**DATA FOR THE TASK**:
──────────
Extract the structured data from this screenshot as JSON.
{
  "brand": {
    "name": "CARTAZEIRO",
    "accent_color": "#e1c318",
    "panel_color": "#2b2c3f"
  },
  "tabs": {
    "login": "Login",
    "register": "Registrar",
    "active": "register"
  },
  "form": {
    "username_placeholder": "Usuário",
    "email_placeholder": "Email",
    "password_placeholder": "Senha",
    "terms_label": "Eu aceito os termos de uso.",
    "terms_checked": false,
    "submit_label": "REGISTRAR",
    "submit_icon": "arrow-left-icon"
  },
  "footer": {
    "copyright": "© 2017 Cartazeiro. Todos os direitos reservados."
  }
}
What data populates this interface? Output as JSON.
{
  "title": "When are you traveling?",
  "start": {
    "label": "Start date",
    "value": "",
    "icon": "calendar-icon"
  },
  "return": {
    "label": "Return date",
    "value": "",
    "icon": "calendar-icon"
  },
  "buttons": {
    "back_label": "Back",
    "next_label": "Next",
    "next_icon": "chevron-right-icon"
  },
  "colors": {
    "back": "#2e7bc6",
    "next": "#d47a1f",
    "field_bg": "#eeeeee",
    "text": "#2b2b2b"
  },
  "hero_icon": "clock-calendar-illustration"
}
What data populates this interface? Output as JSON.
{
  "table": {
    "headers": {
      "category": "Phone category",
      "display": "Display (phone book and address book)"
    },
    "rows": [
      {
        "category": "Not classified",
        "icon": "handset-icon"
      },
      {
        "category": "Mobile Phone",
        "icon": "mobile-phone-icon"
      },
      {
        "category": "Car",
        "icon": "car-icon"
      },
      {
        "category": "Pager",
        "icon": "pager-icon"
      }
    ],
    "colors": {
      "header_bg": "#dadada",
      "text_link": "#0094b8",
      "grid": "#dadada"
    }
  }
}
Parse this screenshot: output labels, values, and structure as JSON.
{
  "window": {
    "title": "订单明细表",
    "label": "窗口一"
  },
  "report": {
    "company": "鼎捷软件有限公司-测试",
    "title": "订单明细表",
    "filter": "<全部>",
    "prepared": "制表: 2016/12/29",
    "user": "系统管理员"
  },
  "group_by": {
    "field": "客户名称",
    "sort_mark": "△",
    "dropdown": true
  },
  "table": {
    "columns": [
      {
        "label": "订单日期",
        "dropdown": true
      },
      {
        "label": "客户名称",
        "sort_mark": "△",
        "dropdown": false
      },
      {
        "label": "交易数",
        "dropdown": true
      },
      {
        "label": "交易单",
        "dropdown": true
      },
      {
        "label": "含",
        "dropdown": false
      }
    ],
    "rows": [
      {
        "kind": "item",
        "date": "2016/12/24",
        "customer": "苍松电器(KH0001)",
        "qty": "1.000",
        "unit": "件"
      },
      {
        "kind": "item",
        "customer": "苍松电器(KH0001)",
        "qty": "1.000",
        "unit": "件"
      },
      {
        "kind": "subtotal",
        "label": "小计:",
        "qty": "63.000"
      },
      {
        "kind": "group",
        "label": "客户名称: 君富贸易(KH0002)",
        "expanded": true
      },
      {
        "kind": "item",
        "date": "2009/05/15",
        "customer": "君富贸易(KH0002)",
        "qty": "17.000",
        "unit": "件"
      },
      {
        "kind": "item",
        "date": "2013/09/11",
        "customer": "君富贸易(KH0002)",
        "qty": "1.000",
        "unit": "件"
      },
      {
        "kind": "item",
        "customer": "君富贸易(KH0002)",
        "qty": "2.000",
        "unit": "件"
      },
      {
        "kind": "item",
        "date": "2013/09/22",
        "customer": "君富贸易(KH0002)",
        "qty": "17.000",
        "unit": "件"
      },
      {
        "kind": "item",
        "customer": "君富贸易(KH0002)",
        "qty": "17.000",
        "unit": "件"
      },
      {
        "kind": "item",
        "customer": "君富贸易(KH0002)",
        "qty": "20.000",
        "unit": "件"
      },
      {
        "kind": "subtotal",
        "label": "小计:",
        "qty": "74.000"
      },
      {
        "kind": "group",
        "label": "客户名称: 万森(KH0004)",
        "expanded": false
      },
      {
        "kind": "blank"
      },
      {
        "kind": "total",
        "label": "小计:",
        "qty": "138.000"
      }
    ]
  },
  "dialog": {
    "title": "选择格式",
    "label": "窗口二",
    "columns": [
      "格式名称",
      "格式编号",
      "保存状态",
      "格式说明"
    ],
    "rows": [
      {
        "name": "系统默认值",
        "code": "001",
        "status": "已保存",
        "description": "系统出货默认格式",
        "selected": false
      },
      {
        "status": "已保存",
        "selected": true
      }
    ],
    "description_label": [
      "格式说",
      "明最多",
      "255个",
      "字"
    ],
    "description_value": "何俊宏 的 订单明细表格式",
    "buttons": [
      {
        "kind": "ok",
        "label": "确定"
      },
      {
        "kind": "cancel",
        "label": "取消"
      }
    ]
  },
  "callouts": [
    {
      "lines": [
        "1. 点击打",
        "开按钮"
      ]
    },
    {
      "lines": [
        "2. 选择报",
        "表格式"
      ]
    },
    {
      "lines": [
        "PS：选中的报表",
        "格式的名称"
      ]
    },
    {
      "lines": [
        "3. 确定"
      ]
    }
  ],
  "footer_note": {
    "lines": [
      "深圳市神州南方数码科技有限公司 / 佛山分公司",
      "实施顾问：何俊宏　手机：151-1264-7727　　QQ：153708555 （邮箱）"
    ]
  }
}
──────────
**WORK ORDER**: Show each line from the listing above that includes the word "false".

**SOLUTION BELOW**:
    "terms_checked": false,
        "dropdown": false
        "dropdown": false
        "expanded": false
        "selected": false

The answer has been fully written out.